I used to get annoyed by my mother’s constant worrying. She worried about everywhere I went and everything I did. I am 33 years old and to this day, if I am going on a long journey she calls to find out if I have arrived at my destination safely. If I am spending the night away from home, she calls around 9 or 10pm to find out if I am safely in my hotel room. I would often tell her she should relax and stop worrying so much and she’d always say “When you are a mother you will understand.” Well, I am now a mother and I really do understand.
The worrying started the day I found out I was pregnant. Of course, the first terrifying thought was “How do I tell my parents?” Remember, I had just finished my bachelors and no parent wants to know their young daughter is pregnant with twins just after finishing her first degree. So, after I got over that hurdle, the other thoughts came pouring in. There was a flood of “what ifs” about pregnancy, childbirth and parenting and it took everything in me to not panic. Thank God for the reassuring words, love and support of my family and my boyfriend (now my husband, Gabriel).
I never wanted to be a mother that worries too much, but when the boys were born, there came another completely different set of worries. Breastfeeding, SIDS, sleeping through the night, weaning, crawling and learning to walk, climbing and falling off of furniture, first day of school – the list of worries was endless! I don’t want my entire post to be all about my worries as a mom in the early years, so let’s fast forward to the most recent one. In my first blog post you learned that my boys are now 11 years old. This past weekend, we went on a family trip to the fantasticHilton Rose Hall Resort & Spa in Montego Bay, Jamaica for our annual family Labour Day weekend getaway. The boys were having the time of their lives, and so was I, when Gabriel suggests we take a walk on the beach, leaving the boys in the pool. I was horrified! Leave my precious babies without my supervision? What if the lifeguard gets distracted at a point when they need help? What if they come down the water slide too fast and plummet into the pool faster than they anticipated? What if another child starts to play too rough with them? What if…? What if…? What if…? Nonetheless, he persuaded me that they are old enough and they will be fine; so off we went. But the “what ifs” were still plaguing my mind. It seemed like an eternity that we were walking on that beach. Yes, the scenery was beautiful and we got some great pictures, but at the back of my mind was, “Please Lord, let my children be alive and well when I get back to the pool.” Of course, the boys were perfectly happy, safe and alive when I arrived at the pool; and I was so relieved!
But it didn’t stop there! The boys went to the Teen Zone to play video games and Gabriel once again suggested we leave them; he had no idea what he did to my poor heart! So, I pretended that I was okay and said “Sure hon” and off we went again on our walk; of course, with my “what ifs” buzzing around in my head again. You would think that I learned from the pool incident not to worry and to calm my anxieties, but no, my fears were persistent! Am I irrational? Is this what all mothers do? Will I ever stop? To answer my questions, I turned to Google. It was there that I found articles about dealing with anxiety and the impact that they may have on my children later in life. I found two really useful articles about being a “helicopter parent” and dealing with chronic worrying and I would like to share them with you my fellow “worry moms”. :) I found these to be very insightful and will be putting them into practice to arm myself for the next worry session.

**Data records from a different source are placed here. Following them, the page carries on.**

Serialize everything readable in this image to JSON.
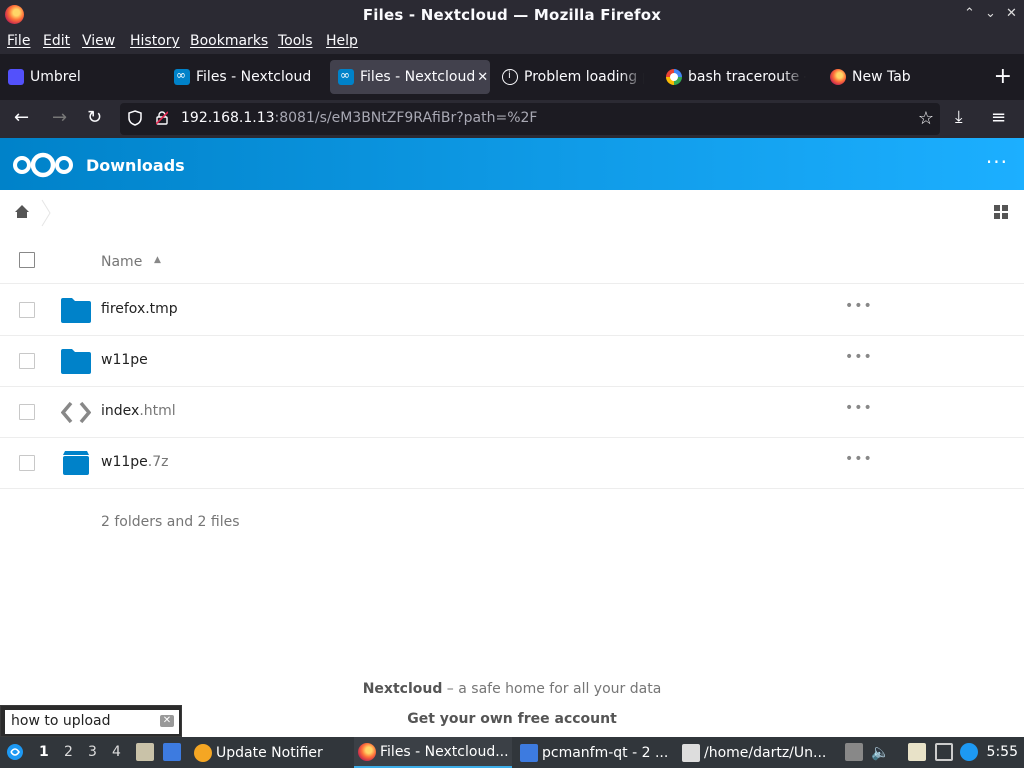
{
  "window": {
    "title": "Files - Nextcloud — Mozilla Firefox",
    "controls": [
      "minimize",
      "maximize",
      "close"
    ]
  },
  "menu": [
    "File",
    "Edit",
    "View",
    "History",
    "Bookmarks",
    "Tools",
    "Help"
  ],
  "tabs": [
    {
      "label": "Umbrel",
      "icon": "umbrel-icon"
    },
    {
      "label": "Files - Nextcloud",
      "icon": "nextcloud-icon"
    },
    {
      "label": "Files - Nextcloud",
      "icon": "nextcloud-icon",
      "active": true
    },
    {
      "label": "Problem loading p",
      "icon": "info-icon"
    },
    {
      "label": "bash traceroute -",
      "icon": "google-icon"
    },
    {
      "label": "New Tab",
      "icon": "firefox-icon"
    }
  ],
  "address": {
    "host": "192.168.1.13",
    "rest": ":8081/s/eM3BNtZF9RAfiBr?path=%2F"
  },
  "nextcloud": {
    "folder_title": "Downloads",
    "column_name": "Name",
    "files": [
      {
        "name": "firefox.tmp",
        "ext": "",
        "type": "folder"
      },
      {
        "name": "w11pe",
        "ext": "",
        "type": "folder"
      },
      {
        "name": "index",
        "ext": ".html",
        "type": "code"
      },
      {
        "name": "w11pe",
        "ext": ".7z",
        "type": "archive"
      }
    ],
    "summary": "2 folders and 2 files",
    "footer_brand": "Nextcloud",
    "footer_tagline": " – a safe home for all your data",
    "footer_cta": "Get your own free account"
  },
  "search_popup": {
    "value": "how to upload"
  },
  "taskbar": {
    "desktops": [
      "1",
      "2",
      "3",
      "4"
    ],
    "items": [
      {
        "label": "Update Notifier"
      },
      {
        "label": "Files - Nextcloud..."
      },
      {
        "label": "pcmanfm-qt - 2 ..."
      },
      {
        "label": "/home/dartz/Un..."
      }
    ],
    "clock": "5:55"
  },
  "colors": {
    "nextcloud_blue": "#0082c9",
    "firefox_dark": "#2b2a33",
    "taskbar": "#31363b"
  }
}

Share some of your worries and how you deal with them; they could help me and my readers.
Published by Krishta-Gay Lewis-Harewood